That said, true “management” of tuition assistance programs can only happen if talent managers view tuition assistance programs as an investment in the future of a company.

Here are some changes that need to occur to keep the company’s tuition assistance programs’ dollars in-house:

• Talent managers should work directly with a list of present and past users of tuition assistance programs and use these employees to fill positions rather than going outside the company for hires or temps. Give these employees a lateral move, preparation for promotion, more flexible work time, or other perks and compensation — it’s still less costly than losing an educated employee to a competitor.

• Use employees in the tuition assistance program while they are attending school. Education funding increases employee loyalty while they are attending school and a few years after. Involve learning employees in new projects, loan employees to other departments or divisions, and recognize and use their new talents. Using them instead of costly contract workers can help keep them around.

• Update and target tuition assistance programs policy to support business goals. Don’t use boiler-plate policies. Do more internal benchmarking than external benchmarking. Most “punishment paybacks” for employees leaving a company really don’t deter attrition. Most new-hire companies will pay that “penalty fee” as part of a signing bonus.

• Reward employees for the use of earning credits through life/work knowledge that reduce the cost for the degree. Spotlight graduates and achievers in the company newsletter or magazine.

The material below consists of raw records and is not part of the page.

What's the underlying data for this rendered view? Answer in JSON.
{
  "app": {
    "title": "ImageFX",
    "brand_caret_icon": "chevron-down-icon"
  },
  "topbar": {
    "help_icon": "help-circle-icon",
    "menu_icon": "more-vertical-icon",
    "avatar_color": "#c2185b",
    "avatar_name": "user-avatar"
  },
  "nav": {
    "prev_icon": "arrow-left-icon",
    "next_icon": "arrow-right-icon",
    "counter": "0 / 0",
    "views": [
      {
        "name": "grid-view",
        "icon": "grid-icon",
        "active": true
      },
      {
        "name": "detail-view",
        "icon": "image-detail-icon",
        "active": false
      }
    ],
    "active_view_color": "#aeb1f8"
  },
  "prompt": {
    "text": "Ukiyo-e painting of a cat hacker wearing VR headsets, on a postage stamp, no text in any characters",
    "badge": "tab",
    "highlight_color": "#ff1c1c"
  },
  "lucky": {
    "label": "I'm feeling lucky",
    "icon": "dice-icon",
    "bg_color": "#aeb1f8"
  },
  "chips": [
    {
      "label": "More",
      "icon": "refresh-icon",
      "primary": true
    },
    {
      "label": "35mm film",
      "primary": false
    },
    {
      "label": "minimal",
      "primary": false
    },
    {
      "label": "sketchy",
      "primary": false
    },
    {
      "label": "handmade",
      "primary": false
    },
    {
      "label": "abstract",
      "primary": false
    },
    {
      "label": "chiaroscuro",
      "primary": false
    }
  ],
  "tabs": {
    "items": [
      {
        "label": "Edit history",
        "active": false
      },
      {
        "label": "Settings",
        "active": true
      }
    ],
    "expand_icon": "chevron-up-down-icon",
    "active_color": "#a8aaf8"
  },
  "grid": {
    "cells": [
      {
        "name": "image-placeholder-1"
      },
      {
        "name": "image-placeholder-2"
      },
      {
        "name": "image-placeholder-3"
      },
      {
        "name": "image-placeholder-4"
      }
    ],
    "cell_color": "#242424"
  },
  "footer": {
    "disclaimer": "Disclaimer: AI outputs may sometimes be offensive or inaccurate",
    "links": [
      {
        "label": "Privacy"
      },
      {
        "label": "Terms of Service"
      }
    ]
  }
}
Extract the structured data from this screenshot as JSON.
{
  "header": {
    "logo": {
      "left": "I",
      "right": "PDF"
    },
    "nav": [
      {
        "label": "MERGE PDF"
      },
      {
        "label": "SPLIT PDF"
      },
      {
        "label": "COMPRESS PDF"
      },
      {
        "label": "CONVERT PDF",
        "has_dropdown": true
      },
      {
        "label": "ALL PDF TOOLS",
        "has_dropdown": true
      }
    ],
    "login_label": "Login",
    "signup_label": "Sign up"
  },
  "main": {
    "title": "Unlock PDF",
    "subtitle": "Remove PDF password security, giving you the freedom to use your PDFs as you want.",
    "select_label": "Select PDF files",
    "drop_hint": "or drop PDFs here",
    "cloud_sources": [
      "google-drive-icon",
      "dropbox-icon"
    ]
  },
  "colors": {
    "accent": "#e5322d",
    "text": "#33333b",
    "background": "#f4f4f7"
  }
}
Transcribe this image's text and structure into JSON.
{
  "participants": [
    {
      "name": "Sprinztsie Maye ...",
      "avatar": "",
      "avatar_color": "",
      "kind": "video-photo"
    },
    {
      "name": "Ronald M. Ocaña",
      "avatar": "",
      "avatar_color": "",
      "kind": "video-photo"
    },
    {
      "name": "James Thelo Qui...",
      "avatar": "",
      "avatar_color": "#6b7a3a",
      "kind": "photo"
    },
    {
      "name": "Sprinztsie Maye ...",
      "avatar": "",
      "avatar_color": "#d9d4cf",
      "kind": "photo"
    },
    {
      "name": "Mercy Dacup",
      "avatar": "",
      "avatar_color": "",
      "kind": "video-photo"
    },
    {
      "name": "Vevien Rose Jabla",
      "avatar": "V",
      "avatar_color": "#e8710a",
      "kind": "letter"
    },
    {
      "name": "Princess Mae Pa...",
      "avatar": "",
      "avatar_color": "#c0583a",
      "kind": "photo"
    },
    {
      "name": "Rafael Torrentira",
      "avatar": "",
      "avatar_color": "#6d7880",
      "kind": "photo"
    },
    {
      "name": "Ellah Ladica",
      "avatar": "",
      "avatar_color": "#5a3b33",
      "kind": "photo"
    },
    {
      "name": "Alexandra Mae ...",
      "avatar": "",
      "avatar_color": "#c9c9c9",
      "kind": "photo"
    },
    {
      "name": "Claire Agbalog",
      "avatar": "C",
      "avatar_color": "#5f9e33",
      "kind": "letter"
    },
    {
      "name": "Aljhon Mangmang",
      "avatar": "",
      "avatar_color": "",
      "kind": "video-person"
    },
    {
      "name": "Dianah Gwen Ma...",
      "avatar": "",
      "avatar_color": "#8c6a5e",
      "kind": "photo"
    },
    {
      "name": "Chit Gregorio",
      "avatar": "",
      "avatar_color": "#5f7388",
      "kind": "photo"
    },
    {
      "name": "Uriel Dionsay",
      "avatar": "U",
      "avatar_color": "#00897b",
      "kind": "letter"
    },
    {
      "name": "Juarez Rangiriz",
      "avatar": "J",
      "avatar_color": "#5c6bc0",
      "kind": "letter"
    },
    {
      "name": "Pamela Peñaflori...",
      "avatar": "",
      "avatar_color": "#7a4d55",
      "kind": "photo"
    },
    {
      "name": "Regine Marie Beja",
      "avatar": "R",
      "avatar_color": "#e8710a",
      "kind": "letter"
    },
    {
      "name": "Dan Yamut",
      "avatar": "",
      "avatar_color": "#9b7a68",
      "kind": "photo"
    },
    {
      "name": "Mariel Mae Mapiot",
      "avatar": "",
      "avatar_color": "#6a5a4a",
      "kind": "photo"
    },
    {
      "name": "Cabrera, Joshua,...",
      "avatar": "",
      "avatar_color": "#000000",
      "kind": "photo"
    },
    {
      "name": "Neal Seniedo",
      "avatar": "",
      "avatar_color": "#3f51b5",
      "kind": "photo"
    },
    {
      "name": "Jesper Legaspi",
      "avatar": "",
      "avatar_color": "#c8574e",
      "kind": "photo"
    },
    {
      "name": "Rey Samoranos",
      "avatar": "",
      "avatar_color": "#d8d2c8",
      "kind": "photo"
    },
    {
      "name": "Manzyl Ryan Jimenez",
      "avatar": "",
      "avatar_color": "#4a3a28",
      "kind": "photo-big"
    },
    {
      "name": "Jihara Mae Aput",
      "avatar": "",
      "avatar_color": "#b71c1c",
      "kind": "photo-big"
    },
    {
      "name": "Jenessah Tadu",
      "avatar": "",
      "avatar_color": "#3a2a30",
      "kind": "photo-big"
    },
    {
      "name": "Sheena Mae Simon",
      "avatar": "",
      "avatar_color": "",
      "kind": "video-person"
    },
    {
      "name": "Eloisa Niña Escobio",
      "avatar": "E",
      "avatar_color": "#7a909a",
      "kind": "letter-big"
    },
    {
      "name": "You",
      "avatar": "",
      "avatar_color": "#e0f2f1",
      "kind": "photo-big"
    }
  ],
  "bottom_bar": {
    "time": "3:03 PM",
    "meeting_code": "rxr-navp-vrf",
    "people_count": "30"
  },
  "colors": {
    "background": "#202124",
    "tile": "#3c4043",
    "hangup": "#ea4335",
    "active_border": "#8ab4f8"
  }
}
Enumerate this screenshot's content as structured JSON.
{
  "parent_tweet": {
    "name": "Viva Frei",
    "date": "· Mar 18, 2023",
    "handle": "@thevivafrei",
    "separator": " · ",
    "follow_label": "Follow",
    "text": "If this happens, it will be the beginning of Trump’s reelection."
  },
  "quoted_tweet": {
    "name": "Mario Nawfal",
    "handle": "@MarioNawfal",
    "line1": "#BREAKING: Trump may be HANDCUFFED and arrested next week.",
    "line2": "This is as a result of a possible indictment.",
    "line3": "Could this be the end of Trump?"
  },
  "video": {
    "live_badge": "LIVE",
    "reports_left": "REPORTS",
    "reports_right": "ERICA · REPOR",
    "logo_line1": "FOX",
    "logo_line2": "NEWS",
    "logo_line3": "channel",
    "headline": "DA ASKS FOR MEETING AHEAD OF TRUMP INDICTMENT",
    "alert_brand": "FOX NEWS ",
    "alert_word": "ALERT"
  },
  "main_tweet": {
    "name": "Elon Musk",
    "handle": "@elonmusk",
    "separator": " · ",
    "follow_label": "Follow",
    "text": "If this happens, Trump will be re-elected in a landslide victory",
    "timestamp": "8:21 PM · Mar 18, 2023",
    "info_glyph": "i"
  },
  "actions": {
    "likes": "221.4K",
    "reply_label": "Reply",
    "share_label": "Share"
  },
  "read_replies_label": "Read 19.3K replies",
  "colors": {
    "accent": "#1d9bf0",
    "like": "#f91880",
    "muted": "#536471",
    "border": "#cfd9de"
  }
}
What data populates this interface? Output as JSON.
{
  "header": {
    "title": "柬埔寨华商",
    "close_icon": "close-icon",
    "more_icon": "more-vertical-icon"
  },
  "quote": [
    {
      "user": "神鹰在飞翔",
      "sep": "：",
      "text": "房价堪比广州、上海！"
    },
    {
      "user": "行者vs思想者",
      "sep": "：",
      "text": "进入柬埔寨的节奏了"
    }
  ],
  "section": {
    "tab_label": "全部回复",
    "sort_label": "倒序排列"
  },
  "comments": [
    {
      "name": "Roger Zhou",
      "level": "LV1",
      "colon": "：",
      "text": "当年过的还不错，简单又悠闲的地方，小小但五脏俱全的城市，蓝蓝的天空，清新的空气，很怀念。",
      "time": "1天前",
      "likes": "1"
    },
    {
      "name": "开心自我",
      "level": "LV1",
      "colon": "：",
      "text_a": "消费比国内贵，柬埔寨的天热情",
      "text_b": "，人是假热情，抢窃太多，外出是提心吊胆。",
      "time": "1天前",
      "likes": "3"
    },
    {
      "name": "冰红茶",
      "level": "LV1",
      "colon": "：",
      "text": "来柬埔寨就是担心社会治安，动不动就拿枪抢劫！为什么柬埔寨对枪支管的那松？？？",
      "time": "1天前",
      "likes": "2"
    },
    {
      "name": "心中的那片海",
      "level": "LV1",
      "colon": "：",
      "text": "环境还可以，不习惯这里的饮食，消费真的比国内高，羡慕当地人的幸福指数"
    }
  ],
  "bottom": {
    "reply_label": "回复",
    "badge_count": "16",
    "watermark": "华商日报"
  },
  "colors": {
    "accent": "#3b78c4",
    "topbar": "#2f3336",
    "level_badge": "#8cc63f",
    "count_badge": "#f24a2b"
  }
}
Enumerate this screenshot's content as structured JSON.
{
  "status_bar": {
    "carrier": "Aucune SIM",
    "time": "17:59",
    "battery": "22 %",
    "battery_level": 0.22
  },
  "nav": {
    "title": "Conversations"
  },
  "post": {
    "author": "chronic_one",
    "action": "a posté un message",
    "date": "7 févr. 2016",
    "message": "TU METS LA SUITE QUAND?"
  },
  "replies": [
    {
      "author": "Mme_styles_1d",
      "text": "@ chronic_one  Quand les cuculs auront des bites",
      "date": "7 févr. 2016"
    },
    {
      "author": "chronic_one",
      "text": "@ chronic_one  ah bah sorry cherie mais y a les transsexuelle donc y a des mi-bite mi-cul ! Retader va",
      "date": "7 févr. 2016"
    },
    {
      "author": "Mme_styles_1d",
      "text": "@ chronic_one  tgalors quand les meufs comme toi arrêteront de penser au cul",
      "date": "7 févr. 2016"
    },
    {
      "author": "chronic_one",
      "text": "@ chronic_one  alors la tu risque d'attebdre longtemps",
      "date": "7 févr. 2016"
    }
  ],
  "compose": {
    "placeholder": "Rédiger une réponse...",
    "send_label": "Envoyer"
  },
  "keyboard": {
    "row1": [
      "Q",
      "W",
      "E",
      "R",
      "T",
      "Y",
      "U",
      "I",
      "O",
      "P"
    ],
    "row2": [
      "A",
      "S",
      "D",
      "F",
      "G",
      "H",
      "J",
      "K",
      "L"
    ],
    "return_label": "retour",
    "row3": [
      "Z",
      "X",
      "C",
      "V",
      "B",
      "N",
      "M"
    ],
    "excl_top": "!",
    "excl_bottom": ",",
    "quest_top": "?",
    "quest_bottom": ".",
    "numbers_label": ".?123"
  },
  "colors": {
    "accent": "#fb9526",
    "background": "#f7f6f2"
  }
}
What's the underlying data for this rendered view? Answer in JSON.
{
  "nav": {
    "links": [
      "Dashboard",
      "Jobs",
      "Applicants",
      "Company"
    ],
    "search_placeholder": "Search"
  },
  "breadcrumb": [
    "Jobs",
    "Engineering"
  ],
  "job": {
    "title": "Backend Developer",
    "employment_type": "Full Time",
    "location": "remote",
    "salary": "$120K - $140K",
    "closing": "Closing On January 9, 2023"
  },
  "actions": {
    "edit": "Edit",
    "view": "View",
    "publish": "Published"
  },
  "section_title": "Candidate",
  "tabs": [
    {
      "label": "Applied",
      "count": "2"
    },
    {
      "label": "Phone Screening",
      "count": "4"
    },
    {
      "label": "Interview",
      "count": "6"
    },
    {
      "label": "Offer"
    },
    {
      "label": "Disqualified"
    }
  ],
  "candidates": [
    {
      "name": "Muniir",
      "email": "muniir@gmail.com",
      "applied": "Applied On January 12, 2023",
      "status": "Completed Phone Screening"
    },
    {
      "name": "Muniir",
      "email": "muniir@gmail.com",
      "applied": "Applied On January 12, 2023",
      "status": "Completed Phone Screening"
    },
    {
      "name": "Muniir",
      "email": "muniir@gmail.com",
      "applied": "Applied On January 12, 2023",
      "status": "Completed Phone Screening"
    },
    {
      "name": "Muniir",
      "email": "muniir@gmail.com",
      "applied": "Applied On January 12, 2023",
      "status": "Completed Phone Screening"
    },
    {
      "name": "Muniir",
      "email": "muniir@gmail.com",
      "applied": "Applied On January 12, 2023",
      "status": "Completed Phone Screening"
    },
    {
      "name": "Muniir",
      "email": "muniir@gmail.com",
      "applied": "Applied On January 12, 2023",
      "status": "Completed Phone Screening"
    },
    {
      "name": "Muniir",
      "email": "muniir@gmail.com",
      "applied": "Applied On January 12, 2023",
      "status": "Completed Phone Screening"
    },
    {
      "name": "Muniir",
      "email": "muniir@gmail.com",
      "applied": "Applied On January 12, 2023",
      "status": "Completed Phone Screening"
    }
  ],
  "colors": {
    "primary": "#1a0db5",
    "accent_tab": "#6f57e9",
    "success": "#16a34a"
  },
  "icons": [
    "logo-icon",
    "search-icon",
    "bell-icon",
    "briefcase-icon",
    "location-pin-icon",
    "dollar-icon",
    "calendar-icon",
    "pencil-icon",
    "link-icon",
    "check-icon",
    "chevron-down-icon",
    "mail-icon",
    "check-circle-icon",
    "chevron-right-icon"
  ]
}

• Special data should be tracked of all tuition assistance program users. This is very different from the data most companies collect that only pertains to the reimbursement functions and process. Past graduates should be tracked to see if they are still with the company and talent leaders should determine lost costs and find ways to correct them.

• Offer educational planning tools which help employees and their managers learn, search and compare degree programs. Having the right employee learning at the best-fit college or university will significantly reduce costs and assure employees complete their degree in the fields of study important to the company’s business goals.

Talent managers who don’t already need to use tuition assistance programs in a more strategic way to accomplish talent management goals. This can help reduce costs, increase performance and keep top talent in-house.

E. Faith Ivery is president of Educational Advisory Services Inc. She can be reached at